The Block Island Wind Farm, a 30 megawatt (or million watt) installment off the Rhode Island coast, went into regular operation Monday – marking the beginning of a bonafide new source of electricity in the United States. Although countries like Britain and China have many of them, this is the first fully operational U.S. offshore wind farm installment. It comes just after the election of Donald Trump, who has tried to stop an offshore wind farm that he said obscured the view from one of his Scottish golf courses, and even as the Trump transition team at the Department of Energy posed a controversial list of 74 questions to the agency, including the following: “What is the Department’s role with respect to the development of offshore wind?...”
Photo credit: "The Deepwater Wind project, which sits off the coast of Rhode Island’s Block Island, went into regular operation on Monday." Photo courtesy of Deepwater Wind.
FRIDAY: Winter Storm Watch. Snow increases in intensity - roads become icy. Winds: SE 10-15. High: 15
SATURDAY: Snow slowly tapers. 5-8" new powder. Winds: NW 10-20+ Wake-up: 5. High: 6 (falling)
SUNDAY: One of the coldest days of winter. Some sun, W.C. near -40F early Wake-up: -20. High: -3
MONDAY: Mostly cloudy, not as harsh. Wake-up: -8. High: near 20
TUESDAY: Patchy clouds, risk of a thaw. Wake-up: 14. High: 31
WEDNESDAY: Chance of light snow or flurries. Wake-up: 19. High: 30
Climate Change Brewing More Extreme Weather, Shifting Breaking Points. Ars Technica has the article; here's an excerpt: "...As for what's ahead, the researchers wanted to use their model to understand the environment's “breaking point”—the temperature above which the precipitation rate stops increasing and starts to decline. The concept was not well understood before, but the researchers wanted to know whether global warming may shift this breaking point. According to their model—which assumes that future weather patterns look more or less like current and past weather patterns—extreme precipitation events in the future “are projected to significantly increase in almost all North American land regions,” the authors write in their paper.

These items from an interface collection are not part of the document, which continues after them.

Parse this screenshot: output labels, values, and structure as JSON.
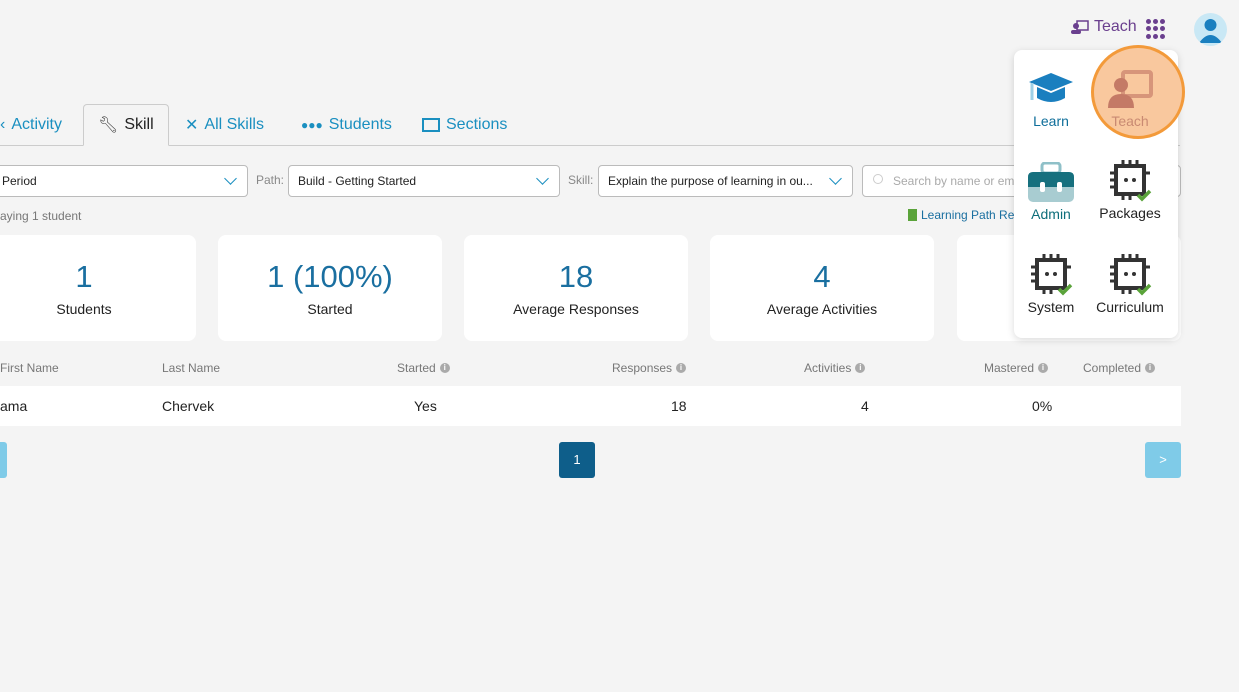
{
  "header": {
    "role_label": "Teach"
  },
  "tabs": [
    {
      "label": "Activity"
    },
    {
      "label": "Skill"
    },
    {
      "label": "All Skills"
    },
    {
      "label": "Students"
    },
    {
      "label": "Sections"
    }
  ],
  "filters": {
    "period_value": "Period",
    "path_label": "Path:",
    "path_value": "Build - Getting Started",
    "skill_label": "Skill:",
    "skill_value": "Explain the purpose of learning in ou...",
    "search_placeholder": "Search by name or email"
  },
  "status_text": "aying 1 student",
  "report_link": "Learning Path Re",
  "cards": [
    {
      "value": "1",
      "label": "Students"
    },
    {
      "value": "1 (100%)",
      "label": "Started"
    },
    {
      "value": "18",
      "label": "Average Responses"
    },
    {
      "value": "4",
      "label": "Average Activities"
    }
  ],
  "table": {
    "headers": [
      "First Name",
      "Last Name",
      "Started",
      "Responses",
      "Activities",
      "Mastered",
      "Completed"
    ],
    "rows": [
      [
        "ama",
        "Chervek",
        "Yes",
        "18",
        "4",
        "0%",
        ""
      ]
    ]
  },
  "pagination": {
    "page": "1",
    "next": ">"
  },
  "apps": [
    {
      "label": "Learn"
    },
    {
      "label": "Teach"
    },
    {
      "label": "Admin"
    },
    {
      "label": "Packages"
    },
    {
      "label": "System"
    },
    {
      "label": "Curriculum"
    }
  ],
  "colors": {
    "accent": "#1a8fc0",
    "highlight": "#f39a3a",
    "purple": "#6a3f8e"
  }
}
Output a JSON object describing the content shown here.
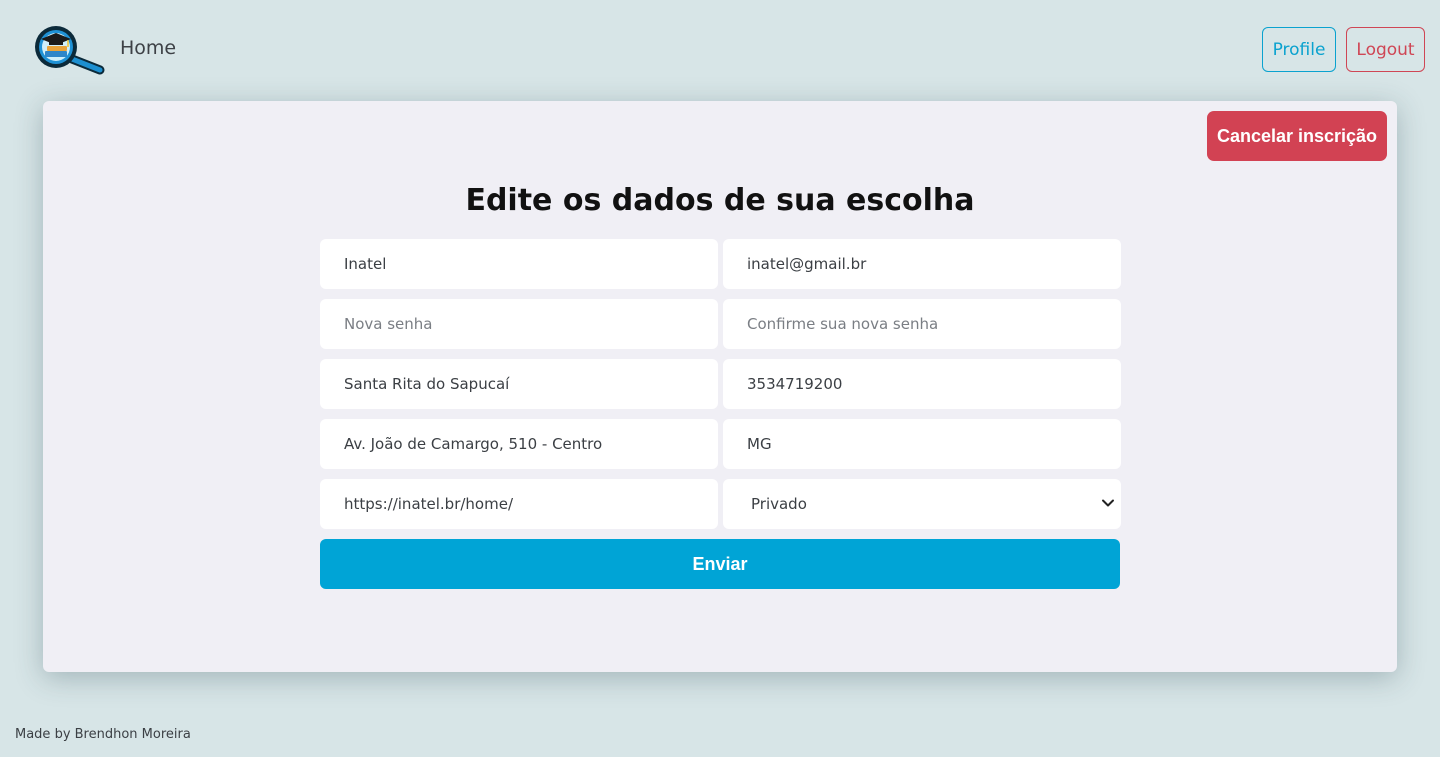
{
  "nav": {
    "logo_icon": "magnifier-graduation-cap-logo-icon",
    "home_label": "Home",
    "profile_label": "Profile",
    "logout_label": "Logout"
  },
  "card": {
    "cancel_label": "Cancelar inscrição",
    "title": "Edite os dados de sua escolha",
    "fields": {
      "name": {
        "value": "Inatel"
      },
      "email": {
        "value": "inatel@gmail.br"
      },
      "password": {
        "placeholder": "Nova senha"
      },
      "password_confirm": {
        "placeholder": "Confirme sua nova senha"
      },
      "city": {
        "value": "Santa Rita do Sapucaí"
      },
      "phone": {
        "value": "3534719200"
      },
      "address": {
        "value": "Av. João de Camargo, 510 - Centro"
      },
      "state": {
        "value": "MG"
      },
      "website": {
        "value": "https://inatel.br/home/"
      },
      "type": {
        "selected": "Privado",
        "icon": "chevron-down-icon"
      }
    },
    "submit_label": "Enviar"
  },
  "footer": {
    "text": "Made by Brendhon Moreira"
  },
  "colors": {
    "page_bg": "#d7e5e7",
    "card_bg": "#f0eff5",
    "primary": "#00a4d6",
    "danger": "#d24253",
    "info_outline": "#0aa2cf"
  }
}
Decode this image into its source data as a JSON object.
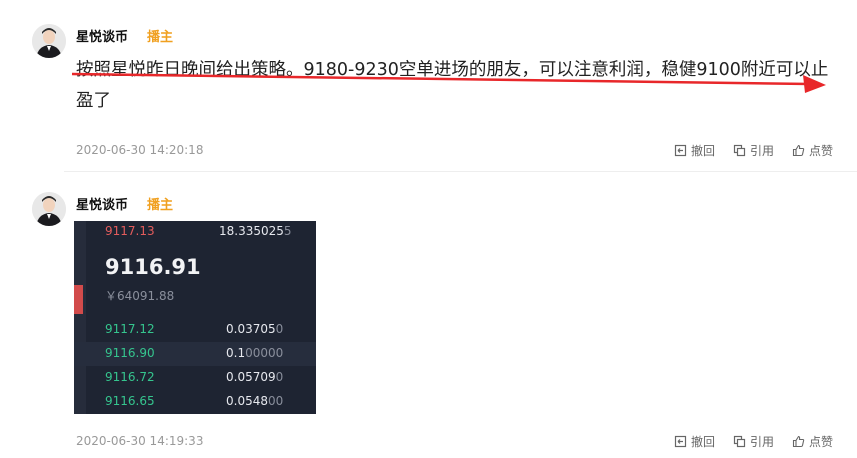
{
  "post1": {
    "username": "星悦谈币",
    "badge": "播主",
    "content": "按照星悦昨日晚间给出策略。9180-9230空单进场的朋友，可以注意利润，稳健9100附近可以止盈了",
    "timestamp": "2020-06-30 14:20:18",
    "actions": {
      "withdraw": "撤回",
      "quote": "引用",
      "like": "点赞"
    }
  },
  "post2": {
    "username": "星悦谈币",
    "badge": "播主",
    "timestamp": "2020-06-30 14:19:33",
    "actions": {
      "withdraw": "撤回",
      "quote": "引用",
      "like": "点赞"
    },
    "trade_image": {
      "top_row": {
        "price": "9117.13",
        "qty": "18.335025",
        "tail": "5"
      },
      "last_price": "9116.91",
      "cny_price": "￥64091.88",
      "bids": [
        {
          "price": "9117.12",
          "qty": "0.03705",
          "tail": "0"
        },
        {
          "price": "9116.90",
          "qty": "0.1",
          "tail": "00000"
        },
        {
          "price": "9116.72",
          "qty": "0.05709",
          "tail": "0"
        },
        {
          "price": "9116.65",
          "qty": "0.0548",
          "tail": "00"
        }
      ]
    }
  },
  "colors": {
    "badge": "#f0a020",
    "ask": "#e35c5c",
    "bid": "#35c58e",
    "annotation_arrow": "#e8272a"
  }
}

That’s because climate change creates warmer and moister environments, which in turn produce more extreme precipitation events—shifting the “breaking point...”
The report from NOAA is available here.